 Queensland v J L Holdings Pty Ltd (1997) 189 CLR 146 at 154: “If it is arguable, the applicants should be permitted to argue it, provided that any prejudice to [J L Holdings] might be compensated by costs”; and at 155: “[Case management] … should not have been allowed to prevail over the injustice of shutting the applicants out from raising an arguable defence”.
 As observed by Jolowicz, On Civil Procedure, (2000) at 62.
 See for example the Second Reading Speech to the Civil Procedure Bill 2005 and Uniform Civil Procedure Rules 2005 (NSW), New South Wales, Legislative Assembly, Parliamentary Debates (Hansard), 6 April 2005 at 15115.
 Cropper v Smith (1884) 26 Ch D 700 at 711.
 (1912) 15 CLR 257;  HCA 52. See the reasons of Barton J at 262‑263, O’Connor J at 264 and Isaacs J at 266.
 See The Commonwealth v Verwayen (1990) 170 CLR 394 at 464‑465 per Toohey J;  HCA 39.
  AC 189 at 220, referred to in The Commonwealth v Verwayen (1990) 170 CLR 394 at 464‑465 per Toohey J, 482 per Gaudron J.
 Berowra Holdings Pty Ltd v Gordon (2006) 225 CLR 364 at 376‑377  per Gleeson CJ, Gummow, Hayne, Heydon and Crennan JJ;  HCA 32; GSA Industries Pty Ltd v NT Gas Ltd (1990) 24 NSWLR 710 at 715‑716 per Samuels JA; Worldwide Corporation Ltd v GPT Ltd  EWCA Civ 1894.
 (1991) 32 FCR 379 at 392.
 Ketteman v Hansel Properties Ltd  AC 189 at 220; Queensland v J L Holdings Pty Ltd (1997) 189 CLR 146 at 155.

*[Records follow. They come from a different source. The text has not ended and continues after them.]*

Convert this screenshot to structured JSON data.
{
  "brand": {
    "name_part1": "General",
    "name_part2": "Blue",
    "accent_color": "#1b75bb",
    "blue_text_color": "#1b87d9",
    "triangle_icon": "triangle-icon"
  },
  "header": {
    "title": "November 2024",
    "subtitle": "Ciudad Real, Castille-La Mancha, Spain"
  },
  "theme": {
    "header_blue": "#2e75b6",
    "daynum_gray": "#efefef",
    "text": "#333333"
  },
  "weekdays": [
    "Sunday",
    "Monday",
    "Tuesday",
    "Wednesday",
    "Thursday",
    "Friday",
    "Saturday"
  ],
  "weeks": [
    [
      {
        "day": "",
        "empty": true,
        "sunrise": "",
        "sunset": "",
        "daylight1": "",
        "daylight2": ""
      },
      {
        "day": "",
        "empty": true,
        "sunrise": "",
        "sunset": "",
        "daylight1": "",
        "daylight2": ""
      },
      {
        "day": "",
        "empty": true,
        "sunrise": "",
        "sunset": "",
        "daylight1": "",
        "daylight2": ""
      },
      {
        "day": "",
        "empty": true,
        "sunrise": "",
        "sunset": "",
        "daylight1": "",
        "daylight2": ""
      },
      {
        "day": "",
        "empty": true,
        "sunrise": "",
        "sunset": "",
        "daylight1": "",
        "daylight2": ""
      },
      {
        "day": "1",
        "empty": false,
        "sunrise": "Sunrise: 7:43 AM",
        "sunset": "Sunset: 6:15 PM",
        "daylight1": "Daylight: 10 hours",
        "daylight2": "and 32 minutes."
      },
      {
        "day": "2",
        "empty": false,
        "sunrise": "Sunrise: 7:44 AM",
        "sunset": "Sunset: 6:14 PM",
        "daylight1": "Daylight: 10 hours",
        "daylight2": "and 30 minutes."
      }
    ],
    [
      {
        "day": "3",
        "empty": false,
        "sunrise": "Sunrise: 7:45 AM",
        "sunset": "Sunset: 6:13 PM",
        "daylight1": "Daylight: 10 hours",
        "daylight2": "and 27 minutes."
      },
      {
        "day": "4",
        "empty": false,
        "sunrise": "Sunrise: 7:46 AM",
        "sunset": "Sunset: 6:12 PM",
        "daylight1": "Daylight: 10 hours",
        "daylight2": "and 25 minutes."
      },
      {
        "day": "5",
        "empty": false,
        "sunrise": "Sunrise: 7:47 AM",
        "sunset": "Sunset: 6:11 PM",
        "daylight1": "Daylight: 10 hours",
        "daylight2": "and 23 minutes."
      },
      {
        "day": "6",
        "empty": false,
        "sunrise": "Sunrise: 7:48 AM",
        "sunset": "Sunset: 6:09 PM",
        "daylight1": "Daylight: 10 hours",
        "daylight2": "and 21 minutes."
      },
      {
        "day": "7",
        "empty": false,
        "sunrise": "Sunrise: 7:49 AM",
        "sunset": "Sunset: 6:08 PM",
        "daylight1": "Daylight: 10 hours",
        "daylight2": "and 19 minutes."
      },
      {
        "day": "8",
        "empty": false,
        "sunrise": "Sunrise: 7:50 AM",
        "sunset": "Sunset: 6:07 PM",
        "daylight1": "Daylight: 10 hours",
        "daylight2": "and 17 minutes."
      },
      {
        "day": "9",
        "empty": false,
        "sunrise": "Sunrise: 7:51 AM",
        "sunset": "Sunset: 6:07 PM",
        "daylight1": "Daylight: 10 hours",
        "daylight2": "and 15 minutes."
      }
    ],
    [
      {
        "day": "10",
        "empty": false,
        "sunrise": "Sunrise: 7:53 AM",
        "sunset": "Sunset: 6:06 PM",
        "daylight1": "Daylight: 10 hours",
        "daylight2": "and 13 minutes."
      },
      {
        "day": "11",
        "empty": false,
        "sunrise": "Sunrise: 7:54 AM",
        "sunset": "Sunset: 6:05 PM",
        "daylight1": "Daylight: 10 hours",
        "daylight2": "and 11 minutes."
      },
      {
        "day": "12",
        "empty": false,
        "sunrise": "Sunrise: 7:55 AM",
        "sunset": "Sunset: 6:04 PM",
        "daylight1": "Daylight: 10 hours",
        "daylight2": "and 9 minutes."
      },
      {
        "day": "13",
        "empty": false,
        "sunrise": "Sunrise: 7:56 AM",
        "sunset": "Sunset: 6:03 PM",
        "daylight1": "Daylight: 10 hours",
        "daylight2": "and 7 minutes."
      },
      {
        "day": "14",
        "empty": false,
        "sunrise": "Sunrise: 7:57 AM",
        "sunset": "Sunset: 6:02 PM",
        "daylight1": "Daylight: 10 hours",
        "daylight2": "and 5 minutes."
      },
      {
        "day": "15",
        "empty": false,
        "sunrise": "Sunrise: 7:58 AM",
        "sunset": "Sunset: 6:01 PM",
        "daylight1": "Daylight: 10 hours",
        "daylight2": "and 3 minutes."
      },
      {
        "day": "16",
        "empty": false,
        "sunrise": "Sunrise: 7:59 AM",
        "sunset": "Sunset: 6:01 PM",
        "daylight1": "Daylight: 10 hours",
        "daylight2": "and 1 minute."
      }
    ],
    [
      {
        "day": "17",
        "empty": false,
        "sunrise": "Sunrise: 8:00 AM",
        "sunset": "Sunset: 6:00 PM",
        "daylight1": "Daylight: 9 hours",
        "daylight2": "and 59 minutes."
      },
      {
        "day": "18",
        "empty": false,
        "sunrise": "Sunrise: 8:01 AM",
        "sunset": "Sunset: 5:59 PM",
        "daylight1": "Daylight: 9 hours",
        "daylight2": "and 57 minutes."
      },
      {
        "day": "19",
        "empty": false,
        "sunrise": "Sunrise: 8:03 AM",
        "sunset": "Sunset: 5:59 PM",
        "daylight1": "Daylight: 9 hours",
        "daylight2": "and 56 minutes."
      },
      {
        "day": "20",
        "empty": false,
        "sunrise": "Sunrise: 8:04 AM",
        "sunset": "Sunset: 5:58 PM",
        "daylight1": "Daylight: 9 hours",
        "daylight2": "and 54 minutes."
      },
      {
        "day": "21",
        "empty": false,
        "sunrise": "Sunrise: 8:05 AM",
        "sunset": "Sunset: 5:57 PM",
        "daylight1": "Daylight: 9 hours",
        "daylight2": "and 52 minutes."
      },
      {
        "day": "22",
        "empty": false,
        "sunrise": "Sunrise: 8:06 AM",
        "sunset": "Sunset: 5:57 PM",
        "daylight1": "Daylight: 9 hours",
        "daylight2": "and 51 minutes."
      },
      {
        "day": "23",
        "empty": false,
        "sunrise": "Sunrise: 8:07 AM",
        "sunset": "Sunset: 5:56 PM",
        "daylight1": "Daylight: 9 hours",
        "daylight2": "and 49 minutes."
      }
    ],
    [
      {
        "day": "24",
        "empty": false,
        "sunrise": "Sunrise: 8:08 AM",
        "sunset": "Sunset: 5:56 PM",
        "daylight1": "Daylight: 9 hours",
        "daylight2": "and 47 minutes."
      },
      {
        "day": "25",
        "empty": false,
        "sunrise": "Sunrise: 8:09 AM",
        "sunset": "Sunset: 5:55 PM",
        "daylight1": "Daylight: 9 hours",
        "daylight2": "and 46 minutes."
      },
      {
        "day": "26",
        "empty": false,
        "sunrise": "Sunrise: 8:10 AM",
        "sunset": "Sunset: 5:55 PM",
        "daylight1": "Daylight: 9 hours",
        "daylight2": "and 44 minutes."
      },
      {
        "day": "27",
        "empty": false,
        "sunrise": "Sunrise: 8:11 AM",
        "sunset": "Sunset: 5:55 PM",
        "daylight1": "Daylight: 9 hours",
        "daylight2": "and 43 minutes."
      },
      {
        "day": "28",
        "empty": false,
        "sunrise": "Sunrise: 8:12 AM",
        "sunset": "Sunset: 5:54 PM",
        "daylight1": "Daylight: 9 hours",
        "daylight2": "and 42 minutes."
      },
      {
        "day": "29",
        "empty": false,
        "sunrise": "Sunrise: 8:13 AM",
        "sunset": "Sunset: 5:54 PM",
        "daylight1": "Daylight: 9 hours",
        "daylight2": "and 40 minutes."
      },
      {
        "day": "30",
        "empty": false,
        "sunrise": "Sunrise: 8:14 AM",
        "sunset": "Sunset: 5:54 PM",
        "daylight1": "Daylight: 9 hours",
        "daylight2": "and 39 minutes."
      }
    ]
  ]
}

 Queensland v J L Holdings Pty Ltd (1997) 189 CLR 146 at 152.’